## [WHAT YOU ARE ASKED TO DO]
Where the line containing "Give me the" appears in the entries below, begin there and output every line through the last, exactly, minus the pictures.

---------- SOURCE MATERIAL

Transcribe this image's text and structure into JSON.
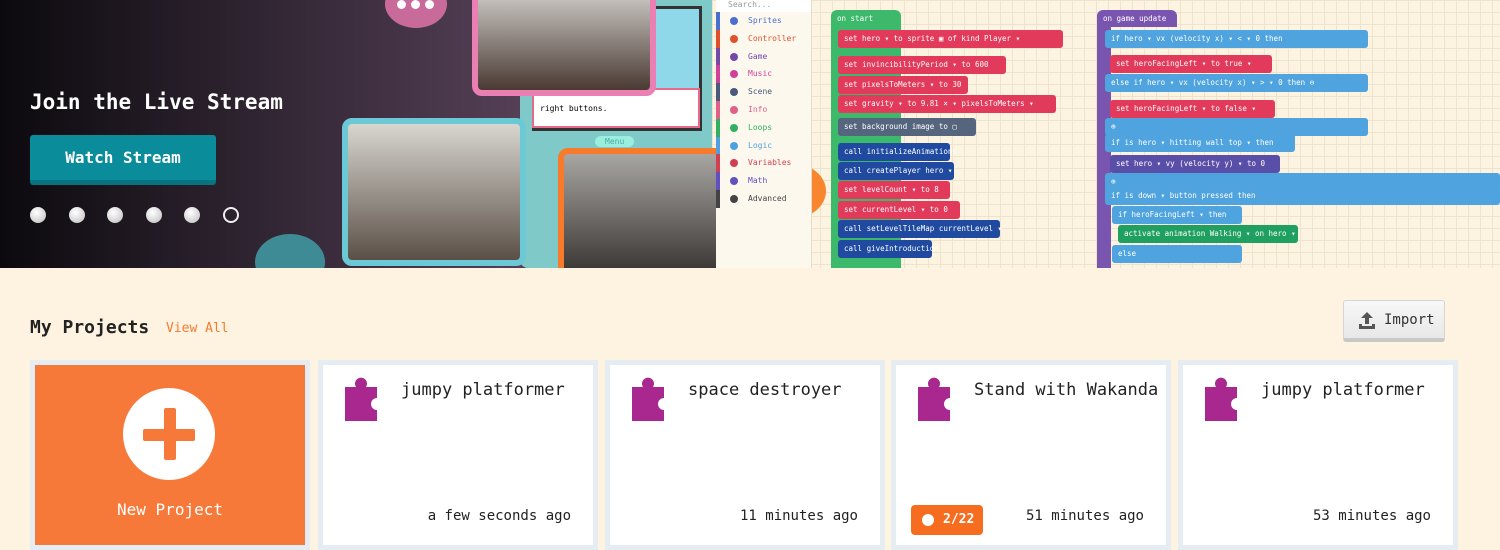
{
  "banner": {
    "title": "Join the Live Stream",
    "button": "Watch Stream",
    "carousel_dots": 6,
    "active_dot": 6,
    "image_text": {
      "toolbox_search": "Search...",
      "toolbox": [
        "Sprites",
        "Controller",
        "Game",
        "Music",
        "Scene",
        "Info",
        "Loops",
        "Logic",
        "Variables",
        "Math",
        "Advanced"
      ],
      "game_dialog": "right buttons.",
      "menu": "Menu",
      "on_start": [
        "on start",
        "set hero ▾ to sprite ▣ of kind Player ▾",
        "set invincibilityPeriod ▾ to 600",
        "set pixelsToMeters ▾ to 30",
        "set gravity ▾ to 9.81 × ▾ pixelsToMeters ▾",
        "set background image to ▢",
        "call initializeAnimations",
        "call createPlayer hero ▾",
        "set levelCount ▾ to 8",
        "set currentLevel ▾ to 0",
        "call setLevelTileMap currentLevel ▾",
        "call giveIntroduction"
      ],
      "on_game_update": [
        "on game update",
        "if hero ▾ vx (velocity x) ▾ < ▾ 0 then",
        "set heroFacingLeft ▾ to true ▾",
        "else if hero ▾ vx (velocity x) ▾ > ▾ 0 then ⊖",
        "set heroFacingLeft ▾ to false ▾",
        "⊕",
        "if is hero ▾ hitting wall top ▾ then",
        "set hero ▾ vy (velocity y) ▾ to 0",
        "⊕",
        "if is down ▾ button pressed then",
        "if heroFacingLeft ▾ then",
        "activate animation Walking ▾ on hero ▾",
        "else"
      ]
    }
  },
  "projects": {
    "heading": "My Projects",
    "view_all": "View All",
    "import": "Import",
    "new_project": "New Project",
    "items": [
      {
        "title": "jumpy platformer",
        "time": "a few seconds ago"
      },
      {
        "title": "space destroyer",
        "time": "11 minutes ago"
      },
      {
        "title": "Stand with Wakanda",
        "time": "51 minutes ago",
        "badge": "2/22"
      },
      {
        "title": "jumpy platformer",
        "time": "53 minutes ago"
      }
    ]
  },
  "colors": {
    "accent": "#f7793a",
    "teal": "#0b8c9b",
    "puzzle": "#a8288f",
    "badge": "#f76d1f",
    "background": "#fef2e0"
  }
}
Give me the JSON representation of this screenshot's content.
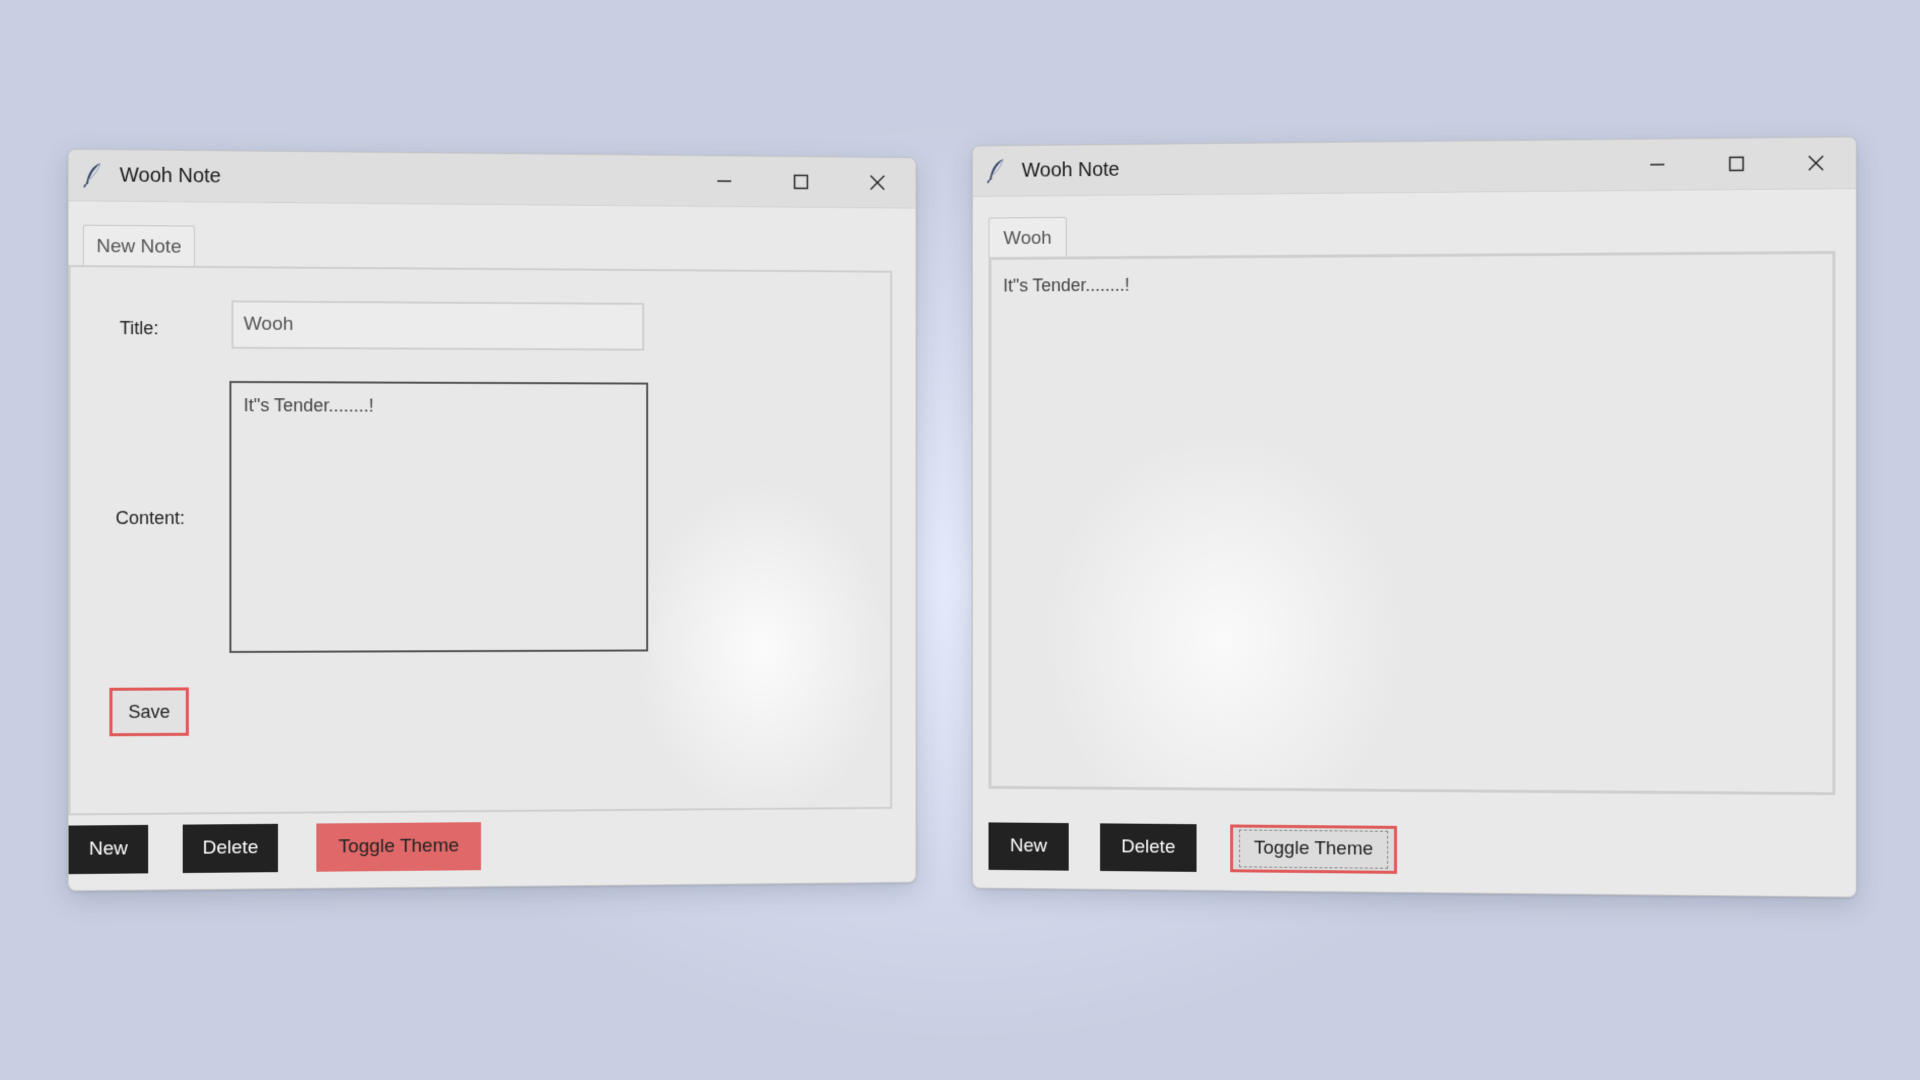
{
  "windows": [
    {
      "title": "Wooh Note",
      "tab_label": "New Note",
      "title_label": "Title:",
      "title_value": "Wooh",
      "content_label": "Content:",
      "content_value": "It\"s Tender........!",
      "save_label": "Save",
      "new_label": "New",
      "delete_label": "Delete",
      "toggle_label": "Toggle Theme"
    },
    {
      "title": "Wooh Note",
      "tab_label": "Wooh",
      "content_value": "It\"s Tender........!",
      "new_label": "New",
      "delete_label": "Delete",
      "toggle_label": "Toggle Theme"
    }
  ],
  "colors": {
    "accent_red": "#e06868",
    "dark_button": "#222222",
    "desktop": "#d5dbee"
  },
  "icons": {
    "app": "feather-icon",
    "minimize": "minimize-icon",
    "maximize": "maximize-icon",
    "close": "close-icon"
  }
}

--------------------

## [ANSWER TO THE EXERCISE]
Give me the JSON representation of this screenshot's content.
{
  "windows": [
    {
      "title": "Wooh Note",
      "tab_label": "New Note",
      "title_label": "Title:",
      "title_value": "Wooh",
      "content_label": "Content:",
      "content_value": "It\"s Tender........!",
      "save_label": "Save",
      "new_label": "New",
      "delete_label": "Delete",
      "toggle_label": "Toggle Theme"
    },
    {
      "title": "Wooh Note",
      "tab_label": "Wooh",
      "content_value": "It\"s Tender........!",
      "new_label": "New",
      "delete_label": "Delete",
      "toggle_label": "Toggle Theme"
    }
  ],
  "colors": {
    "accent_red": "#e06868",
    "dark_button": "#222222",
    "desktop": "#d5dbee"
  },
  "icons": {
    "app": "feather-icon",
    "minimize": "minimize-icon",
    "maximize": "maximize-icon",
    "close": "close-icon"
  }
}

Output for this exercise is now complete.